But for now, we grieve in the sure and certain knowledge that in LOVE we live and move and have our being. Jesus’ death on the cruel instrument of the domination system that was the roman empire shows us what LOVE looks like. If we want to see how LOVE overcomes the fear of death we have to look elsewhere. Last night some of us gathered here to commemorate the events of the night before Jesus died. Maundy Thursday commemorations revolve around a meal, a meal at which Jesus gave us the new commandment that we are to love one another. Now the loving one another part was nothing new. Many people had expressed the DIVINE commandment that we love one another long before Jesus did. The new part of this commandment was that we love one another as Jesus has loved.
Jesus loved by showing solidarity with the poor and the marginalized. Jesus loved by refusing to walk away when the forces of empire dominated the people Jesus loved. Jesus loved refusing to allow fear to separate him from those he loved. Jesus taught that there is no greater love than to lay down one’s life for those we love. Jesus didn’t sacrifice himself in order to save us from sin. Jesus loved so fully and completely that he was not afraid to love in the face of everything that the forces of empire could dish out. Jesus saw the suffering of those he loved at the hands of the powerful and he did not walk away. Jesus followed love into the very heart of empire and spoke out in solidarity with the oppressed and the down-trodden, the oppressed and the persecuted. Jesus insisted that the peace of the Roman Empire, the pax romana that was achieved through violence was no peace at all. Jesus insisted that justice is the only way to peace, justice for the poor, for the oppressed, the down-trodden, and yes justice even for our enemies, justice is the way to peace. Jesus refused to walk away, and Jesus’ insistence upon justice for all, did not sit well with the domination system of his day, any more than justice for all sits well with the domination systems of our day.
Jesus’ love led him into solidarity with those who needed him, and Jesus’ love is the reason he was executed. As we tremble in the shadow of LOVE’s death, we do so knowing that not even death could contain such LOVE. So, let us tremble at LOVE’s power to reach beyond the grave to empower us to be LOVE here and now, in this place and time.
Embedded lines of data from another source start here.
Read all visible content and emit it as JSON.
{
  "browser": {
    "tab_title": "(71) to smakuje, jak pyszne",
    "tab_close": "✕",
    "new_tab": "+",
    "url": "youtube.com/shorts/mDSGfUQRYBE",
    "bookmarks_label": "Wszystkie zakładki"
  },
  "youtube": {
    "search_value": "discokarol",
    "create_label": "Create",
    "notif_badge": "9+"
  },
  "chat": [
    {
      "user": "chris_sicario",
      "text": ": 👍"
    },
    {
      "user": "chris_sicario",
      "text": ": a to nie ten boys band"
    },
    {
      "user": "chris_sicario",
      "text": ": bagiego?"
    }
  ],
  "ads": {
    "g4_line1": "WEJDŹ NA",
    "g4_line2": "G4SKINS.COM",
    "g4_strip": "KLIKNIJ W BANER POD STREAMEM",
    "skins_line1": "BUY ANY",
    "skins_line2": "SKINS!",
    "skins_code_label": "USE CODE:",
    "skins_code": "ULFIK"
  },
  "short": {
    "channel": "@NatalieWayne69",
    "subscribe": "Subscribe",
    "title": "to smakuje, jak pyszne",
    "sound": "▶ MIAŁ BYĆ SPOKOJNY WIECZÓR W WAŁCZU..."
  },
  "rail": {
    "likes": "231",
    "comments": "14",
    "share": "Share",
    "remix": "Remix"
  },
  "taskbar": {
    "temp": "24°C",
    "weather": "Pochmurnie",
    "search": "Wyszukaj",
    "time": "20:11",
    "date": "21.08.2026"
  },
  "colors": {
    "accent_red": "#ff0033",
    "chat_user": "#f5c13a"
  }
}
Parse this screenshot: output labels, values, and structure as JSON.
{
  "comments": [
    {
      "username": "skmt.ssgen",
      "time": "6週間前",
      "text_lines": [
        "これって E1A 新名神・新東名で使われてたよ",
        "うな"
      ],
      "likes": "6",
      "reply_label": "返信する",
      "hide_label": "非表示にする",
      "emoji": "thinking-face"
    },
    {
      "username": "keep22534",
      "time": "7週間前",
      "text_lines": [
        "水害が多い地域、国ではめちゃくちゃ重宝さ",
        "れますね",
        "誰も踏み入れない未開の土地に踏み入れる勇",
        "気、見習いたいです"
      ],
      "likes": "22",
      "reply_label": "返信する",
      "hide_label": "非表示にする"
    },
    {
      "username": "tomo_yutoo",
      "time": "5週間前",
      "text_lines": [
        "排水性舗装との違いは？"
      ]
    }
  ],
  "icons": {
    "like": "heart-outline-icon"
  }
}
Dear sisters and brothers we do not grieve as ones without hope. We know that LOVE dies over and over again. We know that LOVE rises over and over again. So, let us tremble, tremble, tremble at LOVE’s death wherever and whenever LOVE dies. Let us tremble with the sure and certain knowledge that not even death can contain LOVE. Let us tremble as those who have hope that LOVE will rise again, and again, and again. Let us tremble at the awesome reality that LOVE even now, seeks resurrection in, with, through and beyond us, now and always. Amen.
Now that is what a Good Friday homily is all about!!!!!!
Pastor Jon Fogleman
I really enjoyed this homily! I don’t know if my Episcopal pastor would agree with it, but I have been on a journey away from traditional teachings, and Progressive Christianity appeals to me. I wish I could find a church like yours near me in Indiana, USA!
I’m happy to hear that this homily is part of your journey. Stay safe and stay well. Shalom